Though it was a critical and financial bomb at the time, Lifeforce is an ambitious film with a sturdy cast, really good, if not great speThe Texas Chainsaw Massacre Part 2 as Hooper's most enjoyable film to watch. There are apparently some call backs to Hammer Films' Quatermass films, but I'm not familiar with those and can't speak to that, but I did catch some nods to Lifeforce in this summer's Universal The Mummy. Also, we've seen the idea of vampires from space before with Vampirella and Mario Bava's Planet Of The Vampires (which was one of the films that inspired O'Bannon's Alien). Lifeforce and Planet Of The Vampires would make an amazing double feature, by the way.
The story is about the space shuttle Churchill intercepting Haley's Comet to study it and discovering a 150 mile long spacecraft that's full of bat-like creatures and three pods each containing a nude humanoid, one female, two males. The pods are brought back on to the Churchill and thirty days later the Columbia is sent to rescue the Churchill which is drifting off course back to earth with no communications. The Columbia crew finds the ship gutted by fire with only the three pods remaining intact and bring them back to earth for study. As the original title suggests, space vampire wackiness ensues.
If you haven't seen Lifeforce, Scream Factory's Blu-ray is an absolute treat and I don't say that lightly. The colors and visual effects really pop in this restoration. As sci-fi horror flicks go, it tends to be a bit more bonkers than scary, but that just makes it more fun.

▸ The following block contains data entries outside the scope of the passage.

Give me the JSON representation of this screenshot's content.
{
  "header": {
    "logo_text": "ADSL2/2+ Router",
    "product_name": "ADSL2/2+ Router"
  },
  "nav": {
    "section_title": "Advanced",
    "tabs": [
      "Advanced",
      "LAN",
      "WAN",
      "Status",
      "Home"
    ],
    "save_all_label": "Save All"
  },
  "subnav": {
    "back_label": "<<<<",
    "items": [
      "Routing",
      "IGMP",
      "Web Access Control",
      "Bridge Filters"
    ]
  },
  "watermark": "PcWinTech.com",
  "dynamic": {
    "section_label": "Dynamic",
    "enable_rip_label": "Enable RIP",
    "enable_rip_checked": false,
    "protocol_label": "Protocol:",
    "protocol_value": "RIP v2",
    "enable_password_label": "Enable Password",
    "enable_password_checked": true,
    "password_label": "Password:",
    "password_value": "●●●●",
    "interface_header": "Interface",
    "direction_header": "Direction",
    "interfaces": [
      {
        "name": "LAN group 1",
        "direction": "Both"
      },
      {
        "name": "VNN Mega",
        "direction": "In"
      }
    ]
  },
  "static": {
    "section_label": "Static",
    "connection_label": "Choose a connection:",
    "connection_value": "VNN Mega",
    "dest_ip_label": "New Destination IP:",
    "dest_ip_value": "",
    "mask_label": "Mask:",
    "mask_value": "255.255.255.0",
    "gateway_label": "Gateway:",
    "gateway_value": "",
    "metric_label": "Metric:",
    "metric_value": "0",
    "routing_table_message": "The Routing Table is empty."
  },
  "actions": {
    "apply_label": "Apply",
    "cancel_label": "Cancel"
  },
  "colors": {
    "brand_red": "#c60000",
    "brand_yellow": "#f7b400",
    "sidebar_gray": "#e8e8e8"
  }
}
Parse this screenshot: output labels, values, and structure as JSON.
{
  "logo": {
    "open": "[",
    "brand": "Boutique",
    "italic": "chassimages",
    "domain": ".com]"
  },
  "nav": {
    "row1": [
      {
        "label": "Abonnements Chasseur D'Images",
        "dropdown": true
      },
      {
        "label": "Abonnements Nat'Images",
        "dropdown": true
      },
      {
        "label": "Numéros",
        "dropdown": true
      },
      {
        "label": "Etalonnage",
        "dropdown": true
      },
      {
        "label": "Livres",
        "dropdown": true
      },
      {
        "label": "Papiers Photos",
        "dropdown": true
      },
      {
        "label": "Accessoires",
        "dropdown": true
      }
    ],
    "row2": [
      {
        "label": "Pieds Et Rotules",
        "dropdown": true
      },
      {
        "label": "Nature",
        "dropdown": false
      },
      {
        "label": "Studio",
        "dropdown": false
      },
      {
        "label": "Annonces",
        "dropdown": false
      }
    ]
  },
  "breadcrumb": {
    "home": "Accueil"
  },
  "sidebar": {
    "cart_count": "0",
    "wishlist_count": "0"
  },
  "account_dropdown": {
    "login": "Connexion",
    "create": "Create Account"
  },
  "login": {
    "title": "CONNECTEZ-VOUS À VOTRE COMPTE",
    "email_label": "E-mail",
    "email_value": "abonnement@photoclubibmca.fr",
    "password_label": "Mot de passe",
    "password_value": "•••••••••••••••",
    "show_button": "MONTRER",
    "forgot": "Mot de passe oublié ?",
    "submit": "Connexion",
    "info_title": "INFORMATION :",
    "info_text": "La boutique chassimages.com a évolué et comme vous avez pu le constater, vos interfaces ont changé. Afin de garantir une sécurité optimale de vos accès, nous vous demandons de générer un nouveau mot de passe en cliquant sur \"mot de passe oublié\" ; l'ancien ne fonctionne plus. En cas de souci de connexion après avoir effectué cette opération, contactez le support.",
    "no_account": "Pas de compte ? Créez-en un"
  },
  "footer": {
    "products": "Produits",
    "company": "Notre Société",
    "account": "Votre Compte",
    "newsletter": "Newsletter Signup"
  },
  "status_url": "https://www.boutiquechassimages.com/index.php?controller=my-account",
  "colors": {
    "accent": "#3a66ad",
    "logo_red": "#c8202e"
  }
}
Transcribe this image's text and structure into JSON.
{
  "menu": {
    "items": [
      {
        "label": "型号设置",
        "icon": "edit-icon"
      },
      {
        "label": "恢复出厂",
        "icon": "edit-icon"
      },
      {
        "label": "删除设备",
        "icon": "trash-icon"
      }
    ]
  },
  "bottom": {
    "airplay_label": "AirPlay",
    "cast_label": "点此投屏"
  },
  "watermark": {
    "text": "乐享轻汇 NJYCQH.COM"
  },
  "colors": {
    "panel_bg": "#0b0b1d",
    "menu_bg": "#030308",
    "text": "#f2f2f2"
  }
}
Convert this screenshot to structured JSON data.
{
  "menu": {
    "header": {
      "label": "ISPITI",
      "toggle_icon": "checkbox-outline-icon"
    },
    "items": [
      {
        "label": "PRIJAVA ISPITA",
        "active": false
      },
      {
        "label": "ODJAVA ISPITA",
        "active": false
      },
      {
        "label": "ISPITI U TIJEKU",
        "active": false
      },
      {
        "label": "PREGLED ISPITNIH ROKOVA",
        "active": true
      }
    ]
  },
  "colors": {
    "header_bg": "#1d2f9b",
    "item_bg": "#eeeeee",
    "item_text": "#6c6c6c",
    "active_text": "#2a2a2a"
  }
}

O'Bannon's script is solid, and if anyone knows sci-fi horror, it's the guy that wrote frigging Alien! As a director, at least up to 93's Night Terrors, Hooper had been really solid and consistent, working in film and television. His filmography may not be as distinguished as John Carpenter's, but I think Hooper's less loved films, particularly Lifeforce and Invaders From Mars is due a reassessment. Even TCM2 tends to get some undue hate to this day.
Lifeforce stars Steven Railsback, Peter Firth, Frank Finlay, and Patrick Stewart, but Mathilda May owns the film. Her bold, fully nude performance is without a doubt the centerpiece of the film. Her background in dance gave her the ability to move in a way that communicates both threat and allure. Lifeforce was her first feature and she barely spoke English, but you'd never know from her confident and commanding performance.
John Dykstra did the special effects, mixing puppetry, animation, and miniatures. Sometimes the Friday The 13th's Henry Mancini did the score with additional music from Michael Kamen (The Dead Zone, X-Men). I haven't read Wilson's novel, but apparently he hated the film. The Canon group was very excited about the project though and gave Hooper $25 million, in hopes of elevating the film above their usual low budget fare and getting the film taken seriously. Unfortunately, this wasn't meant to be as critics and fans didn't get it and didn't care and the film flopped, not even making back half its budget. But like Halloween III, Lifeforce is simply too good of a film to be relegated to the dustbin of history and has been kept alive by a steady cult following. Any flaws the film has are minor compared to its many strengths.
effects look a bit dated, but no less charming and still beat out most CGI by a country mile.